WE JOURNALISTS have never been known for our courage. That’s why Murray Kempton said of us that in history’s great conflicts we are the ones who ride down from the hills after the battle to shoot the wounded.
It is even more true today in news organizations where the individual journalist cannot count on his corporate managers to back him up should he run afoul of the popular will.
Thus there should be sympathy for writers who imagine they have found a safe issue in the President’s recent tweets, especially the ones regarding an outspoken Somali immigrant, now a Democrat politician. If she dislikes America, the President suggests, she can leave.
Suzette Hackney of the Indianapolis Star and Brian Francisco of the Fort Wayne Journal Gazette see this as a no-brainer, that the President said something racist, or something that can be reasonably confused with racism. For in our dorm room-level public discussion, it is analogous, perfectly in some minds, to 1960s Black activists being told to go back to Africa. Indeed, Hackney and Francisco would make it a litmus test for all Indiana politicians.
Before we do that, though, could we think about it a little longer — longer than the typical journalists has time to commit? Perhaps an old friend here, Rep. Jim Banks, whom Hackney labels a “wimpy sycophant” for holding his tongue, may be mulling thoughts deeper than a name-caller can grasp.
There is context, for example, historical and otherwise. And there is distinction.
It is one thing to tell a person whose ancestors came here involuntarily to go back to where he has never been. It is another to tell that to a person who came here voluntarily but has realized that this country, in her freely expressed opinion, was founded on evil principles that she can no longer abide.
That is a distinction about America — that we are free to leave. It was the entire point of the Berlin Wall. Try it in China, North Korea or practically anywhere outside the Anglosphere. And while we are on the point, it is one thing to set up camps as humanely as circumstances permit to hold persons flooding into your country illegally, and it is another thing to set up camps to work to death the socially or politically deplorable among the current citizenry.
Which brings me to a question I have been asking myself lately: Is this the way it’s going to be? Have we lost the ability to think?
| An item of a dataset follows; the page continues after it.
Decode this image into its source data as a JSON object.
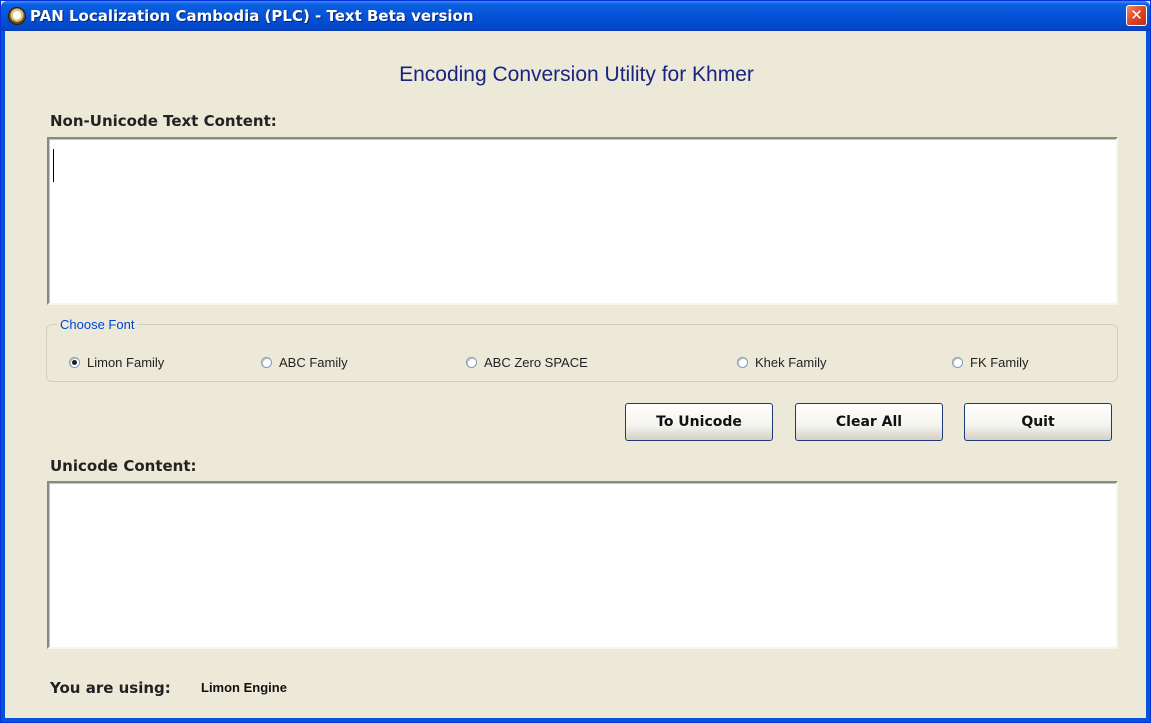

In my time, there has been plenty of evidence. We began by confusing segregation with neighborhood schools and continued by confusing precise numerical racial balance with civil rights and then Al Sharpton with Martin Luther King. It was predictable that we would confuse South African socialists with Selma freedom marchers and, most recently, fascist with anti-fascists. We put our battle flag on the heels of tennis shoes and then take it off again lest it offend, one must suppose, those from whom we flee.
We have confused the rights of an innocent child with those of the eugenically inclined or even the merely self-centered. We don’t differentiate between marriage divinely inspired and marriage civically licensed. Even more confusing, it has become unfashionable to point out the difference between a woman with a penis and one without.
Finally, we cannot distinguish our foreign-policy interests from those of practically any spot on the globe. As a result, we don’t exactly know when we are at war and when we are not or where.
Now we are intent on confusing racism with patriotism. That should just about finish us, journalists and all.